Show all lines of the listing that hold the word "Probabilidade".
§
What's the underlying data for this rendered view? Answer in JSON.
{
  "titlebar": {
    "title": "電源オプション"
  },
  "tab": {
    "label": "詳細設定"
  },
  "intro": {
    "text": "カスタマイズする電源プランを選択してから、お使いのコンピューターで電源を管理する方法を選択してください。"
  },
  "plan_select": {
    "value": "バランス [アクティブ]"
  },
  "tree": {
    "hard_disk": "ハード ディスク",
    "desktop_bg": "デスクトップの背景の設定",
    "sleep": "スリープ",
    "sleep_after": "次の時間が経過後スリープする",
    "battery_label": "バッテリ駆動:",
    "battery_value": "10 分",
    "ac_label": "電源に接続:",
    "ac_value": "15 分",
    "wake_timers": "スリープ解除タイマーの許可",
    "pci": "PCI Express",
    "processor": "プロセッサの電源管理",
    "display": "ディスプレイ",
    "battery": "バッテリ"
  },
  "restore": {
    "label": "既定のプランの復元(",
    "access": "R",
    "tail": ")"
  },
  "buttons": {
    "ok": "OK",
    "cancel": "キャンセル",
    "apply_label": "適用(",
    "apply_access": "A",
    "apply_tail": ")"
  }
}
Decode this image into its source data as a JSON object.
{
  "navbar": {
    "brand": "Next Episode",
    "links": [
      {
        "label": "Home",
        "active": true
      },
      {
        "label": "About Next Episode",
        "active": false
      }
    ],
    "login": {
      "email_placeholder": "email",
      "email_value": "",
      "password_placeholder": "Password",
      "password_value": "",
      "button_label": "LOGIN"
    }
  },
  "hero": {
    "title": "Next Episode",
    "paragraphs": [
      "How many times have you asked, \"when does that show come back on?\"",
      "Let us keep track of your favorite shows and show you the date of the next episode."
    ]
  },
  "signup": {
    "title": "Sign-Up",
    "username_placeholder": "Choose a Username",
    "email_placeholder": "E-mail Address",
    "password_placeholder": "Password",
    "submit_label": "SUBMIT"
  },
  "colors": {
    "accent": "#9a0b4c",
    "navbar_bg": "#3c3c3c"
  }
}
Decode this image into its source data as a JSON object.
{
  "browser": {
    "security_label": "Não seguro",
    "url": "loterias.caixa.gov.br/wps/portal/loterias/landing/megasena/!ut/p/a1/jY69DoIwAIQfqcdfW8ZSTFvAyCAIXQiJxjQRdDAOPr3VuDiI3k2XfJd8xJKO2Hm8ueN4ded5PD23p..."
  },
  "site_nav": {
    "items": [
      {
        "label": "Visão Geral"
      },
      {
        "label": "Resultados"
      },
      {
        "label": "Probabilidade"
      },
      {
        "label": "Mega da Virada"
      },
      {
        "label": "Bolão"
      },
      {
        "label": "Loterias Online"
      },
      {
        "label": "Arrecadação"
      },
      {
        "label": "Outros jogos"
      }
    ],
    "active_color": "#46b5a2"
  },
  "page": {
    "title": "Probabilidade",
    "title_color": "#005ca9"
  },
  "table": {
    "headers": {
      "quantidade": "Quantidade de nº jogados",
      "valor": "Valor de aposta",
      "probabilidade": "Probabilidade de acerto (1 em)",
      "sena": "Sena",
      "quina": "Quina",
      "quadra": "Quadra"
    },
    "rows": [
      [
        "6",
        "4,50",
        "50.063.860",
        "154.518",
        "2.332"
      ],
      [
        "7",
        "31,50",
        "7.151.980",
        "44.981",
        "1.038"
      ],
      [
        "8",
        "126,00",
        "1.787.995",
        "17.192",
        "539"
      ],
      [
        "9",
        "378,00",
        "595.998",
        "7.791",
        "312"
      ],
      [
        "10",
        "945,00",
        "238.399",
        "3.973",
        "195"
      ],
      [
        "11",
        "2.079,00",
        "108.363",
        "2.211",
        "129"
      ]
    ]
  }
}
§
● **Result**
        "label": "Probabilidade"
    "title": "Probabilidade",
      "probabilidade": "Probabilidade de acerto (1 em)",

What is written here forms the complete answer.